**YOUR INSTRUCTIONS:** Copy out each line below exactly as it appears.

**Dataset rows describing interfaces:**
-- Opening Marker --

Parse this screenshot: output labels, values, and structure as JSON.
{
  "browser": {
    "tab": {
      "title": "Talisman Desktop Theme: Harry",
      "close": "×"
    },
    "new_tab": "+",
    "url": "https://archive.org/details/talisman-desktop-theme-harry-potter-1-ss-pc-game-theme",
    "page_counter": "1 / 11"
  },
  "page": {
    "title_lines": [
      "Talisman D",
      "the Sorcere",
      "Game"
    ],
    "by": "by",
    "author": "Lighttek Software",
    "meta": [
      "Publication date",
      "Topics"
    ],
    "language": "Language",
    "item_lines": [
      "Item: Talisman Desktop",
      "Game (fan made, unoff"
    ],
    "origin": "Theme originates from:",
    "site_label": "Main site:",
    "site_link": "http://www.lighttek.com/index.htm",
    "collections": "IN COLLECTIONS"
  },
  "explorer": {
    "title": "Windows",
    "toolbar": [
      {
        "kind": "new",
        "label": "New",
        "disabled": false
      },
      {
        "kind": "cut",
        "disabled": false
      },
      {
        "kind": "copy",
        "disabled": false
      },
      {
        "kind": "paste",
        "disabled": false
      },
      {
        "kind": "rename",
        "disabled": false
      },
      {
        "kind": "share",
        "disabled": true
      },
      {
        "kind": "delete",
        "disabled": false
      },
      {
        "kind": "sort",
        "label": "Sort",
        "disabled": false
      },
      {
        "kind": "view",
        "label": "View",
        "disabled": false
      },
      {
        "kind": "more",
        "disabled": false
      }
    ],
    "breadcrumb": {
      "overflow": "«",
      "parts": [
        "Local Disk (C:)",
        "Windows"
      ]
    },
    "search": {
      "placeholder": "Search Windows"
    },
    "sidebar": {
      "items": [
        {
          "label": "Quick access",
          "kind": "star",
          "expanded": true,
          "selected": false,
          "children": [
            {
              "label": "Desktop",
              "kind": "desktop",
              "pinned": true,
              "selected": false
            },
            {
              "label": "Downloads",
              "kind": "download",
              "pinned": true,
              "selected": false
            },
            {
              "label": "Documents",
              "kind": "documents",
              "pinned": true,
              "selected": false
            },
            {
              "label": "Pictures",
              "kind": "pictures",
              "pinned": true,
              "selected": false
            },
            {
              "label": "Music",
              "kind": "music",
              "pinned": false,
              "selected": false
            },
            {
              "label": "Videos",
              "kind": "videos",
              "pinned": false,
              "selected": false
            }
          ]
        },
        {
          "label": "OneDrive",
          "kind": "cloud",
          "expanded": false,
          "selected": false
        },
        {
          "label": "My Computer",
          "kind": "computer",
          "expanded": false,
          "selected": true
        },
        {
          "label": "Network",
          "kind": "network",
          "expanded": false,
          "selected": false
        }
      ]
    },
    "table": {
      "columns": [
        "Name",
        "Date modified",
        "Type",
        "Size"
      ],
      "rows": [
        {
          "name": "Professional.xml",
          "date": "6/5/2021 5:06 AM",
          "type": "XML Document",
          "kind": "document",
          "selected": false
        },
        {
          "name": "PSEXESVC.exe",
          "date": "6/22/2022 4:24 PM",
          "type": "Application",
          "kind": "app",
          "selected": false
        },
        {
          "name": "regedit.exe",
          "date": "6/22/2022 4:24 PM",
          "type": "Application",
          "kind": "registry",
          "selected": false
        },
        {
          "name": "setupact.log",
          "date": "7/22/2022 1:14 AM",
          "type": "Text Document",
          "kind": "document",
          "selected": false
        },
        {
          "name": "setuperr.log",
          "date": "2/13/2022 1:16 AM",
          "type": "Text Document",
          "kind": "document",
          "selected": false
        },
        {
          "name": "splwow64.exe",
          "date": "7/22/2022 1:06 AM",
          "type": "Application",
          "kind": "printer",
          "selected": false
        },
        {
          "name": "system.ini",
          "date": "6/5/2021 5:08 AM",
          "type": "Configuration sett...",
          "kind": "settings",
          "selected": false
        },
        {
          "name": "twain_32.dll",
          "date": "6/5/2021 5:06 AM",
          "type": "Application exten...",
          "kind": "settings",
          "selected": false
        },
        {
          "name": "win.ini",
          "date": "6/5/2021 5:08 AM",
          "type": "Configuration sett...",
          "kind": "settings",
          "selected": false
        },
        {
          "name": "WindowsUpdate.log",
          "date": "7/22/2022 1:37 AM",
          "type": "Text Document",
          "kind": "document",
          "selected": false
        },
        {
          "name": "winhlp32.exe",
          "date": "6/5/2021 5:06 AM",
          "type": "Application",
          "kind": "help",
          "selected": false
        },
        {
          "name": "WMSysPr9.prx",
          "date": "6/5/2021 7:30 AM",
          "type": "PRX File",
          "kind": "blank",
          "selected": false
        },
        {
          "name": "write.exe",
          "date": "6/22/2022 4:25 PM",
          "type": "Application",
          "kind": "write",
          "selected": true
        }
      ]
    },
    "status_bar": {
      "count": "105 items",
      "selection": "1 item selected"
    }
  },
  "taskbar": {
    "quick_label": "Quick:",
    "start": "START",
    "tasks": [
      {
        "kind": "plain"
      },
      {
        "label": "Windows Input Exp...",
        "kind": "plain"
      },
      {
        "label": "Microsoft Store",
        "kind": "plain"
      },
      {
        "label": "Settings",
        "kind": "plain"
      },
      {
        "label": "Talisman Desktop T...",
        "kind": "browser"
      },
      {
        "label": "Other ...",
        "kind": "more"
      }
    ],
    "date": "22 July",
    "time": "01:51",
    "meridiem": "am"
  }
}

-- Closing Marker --

**EXERCISE RESULT:**
Parse this screenshot: output labels, values, and structure as JSON.
{
  "browser": {
    "tab": {
      "title": "Talisman Desktop Theme: Harry",
      "close": "×"
    },
    "new_tab": "+",
    "url": "https://archive.org/details/talisman-desktop-theme-harry-potter-1-ss-pc-game-theme",
    "page_counter": "1 / 11"
  },
  "page": {
    "title_lines": [
      "Talisman D",
      "the Sorcere",
      "Game"
    ],
    "by": "by",
    "author": "Lighttek Software",
    "meta": [
      "Publication date",
      "Topics"
    ],
    "language": "Language",
    "item_lines": [
      "Item: Talisman Desktop",
      "Game (fan made, unoff"
    ],
    "origin": "Theme originates from:",
    "site_label": "Main site:",
    "site_link": "http://www.lighttek.com/index.htm",
    "collections": "IN COLLECTIONS"
  },
  "explorer": {
    "title": "Windows",
    "toolbar": [
      {
        "kind": "new",
        "label": "New",
        "disabled": false
      },
      {
        "kind": "cut",
        "disabled": false
      },
      {
        "kind": "copy",
        "disabled": false
      },
      {
        "kind": "paste",
        "disabled": false
      },
      {
        "kind": "rename",
        "disabled": false
      },
      {
        "kind": "share",
        "disabled": true
      },
      {
        "kind": "delete",
        "disabled": false
      },
      {
        "kind": "sort",
        "label": "Sort",
        "disabled": false
      },
      {
        "kind": "view",
        "label": "View",
        "disabled": false
      },
      {
        "kind": "more",
        "disabled": false
      }
    ],
    "breadcrumb": {
      "overflow": "«",
      "parts": [
        "Local Disk (C:)",
        "Windows"
      ]
    },
    "search": {
      "placeholder": "Search Windows"
    },
    "sidebar": {
      "items": [
        {
          "label": "Quick access",
          "kind": "star",
          "expanded": true,
          "selected": false,
          "children": [
            {
              "label": "Desktop",
              "kind": "desktop",
              "pinned": true,
              "selected": false
            },
            {
              "label": "Downloads",
              "kind": "download",
              "pinned": true,
              "selected": false
            },
            {
              "label": "Documents",
              "kind": "documents",
              "pinned": true,
              "selected": false
            },
            {
              "label": "Pictures",
              "kind": "pictures",
              "pinned": true,
              "selected": false
            },
            {
              "label": "Music",
              "kind": "music",
              "pinned": false,
              "selected": false
            },
            {
              "label": "Videos",
              "kind": "videos",
              "pinned": false,
              "selected": false
            }
          ]
        },
        {
          "label": "OneDrive",
          "kind": "cloud",
          "expanded": false,
          "selected": false
        },
        {
          "label": "My Computer",
          "kind": "computer",
          "expanded": false,
          "selected": true
        },
        {
          "label": "Network",
          "kind": "network",
          "expanded": false,
          "selected": false
        }
      ]
    },
    "table": {
      "columns": [
        "Name",
        "Date modified",
        "Type",
        "Size"
      ],
      "rows": [
        {
          "name": "Professional.xml",
          "date": "6/5/2021 5:06 AM",
          "type": "XML Document",
          "kind": "document",
          "selected": false
        },
        {
          "name": "PSEXESVC.exe",
          "date": "6/22/2022 4:24 PM",
          "type": "Application",
          "kind": "app",
          "selected": false
        },
        {
          "name": "regedit.exe",
          "date": "6/22/2022 4:24 PM",
          "type": "Application",
          "kind": "registry",
          "selected": false
        },
        {
          "name": "setupact.log",
          "date": "7/22/2022 1:14 AM",
          "type": "Text Document",
          "kind": "document",
          "selected": false
        },
        {
          "name": "setuperr.log",
          "date": "2/13/2022 1:16 AM",
          "type": "Text Document",
          "kind": "document",
          "selected": false
        },
        {
          "name": "splwow64.exe",
          "date": "7/22/2022 1:06 AM",
          "type": "Application",
          "kind": "printer",
          "selected": false
        },
        {
          "name": "system.ini",
          "date": "6/5/2021 5:08 AM",
          "type": "Configuration sett...",
          "kind": "settings",
          "selected": false
        },
        {
          "name": "twain_32.dll",
          "date": "6/5/2021 5:06 AM",
          "type": "Application exten...",
          "kind": "settings",
          "selected": false
        },
        {
          "name": "win.ini",
          "date": "6/5/2021 5:08 AM",
          "type": "Configuration sett...",
          "kind": "settings",
          "selected": false
        },
        {
          "name": "WindowsUpdate.log",
          "date": "7/22/2022 1:37 AM",
          "type": "Text Document",
          "kind": "document",
          "selected": false
        },
        {
          "name": "winhlp32.exe",
          "date": "6/5/2021 5:06 AM",
          "type": "Application",
          "kind": "help",
          "selected": false
        },
        {
          "name": "WMSysPr9.prx",
          "date": "6/5/2021 7:30 AM",
          "type": "PRX File",
          "kind": "blank",
          "selected": false
        },
        {
          "name": "write.exe",
          "date": "6/22/2022 4:25 PM",
          "type": "Application",
          "kind": "write",
          "selected": true
        }
      ]
    },
    "status_bar": {
      "count": "105 items",
      "selection": "1 item selected"
    }
  },
  "taskbar": {
    "quick_label": "Quick:",
    "start": "START",
    "tasks": [
      {
        "kind": "plain"
      },
      {
        "label": "Windows Input Exp...",
        "kind": "plain"
      },
      {
        "label": "Microsoft Store",
        "kind": "plain"
      },
      {
        "label": "Settings",
        "kind": "plain"
      },
      {
        "label": "Talisman Desktop T...",
        "kind": "browser"
      },
      {
        "label": "Other ...",
        "kind": "more"
      }
    ],
    "date": "22 July",
    "time": "01:51",
    "meridiem": "am"
  }
}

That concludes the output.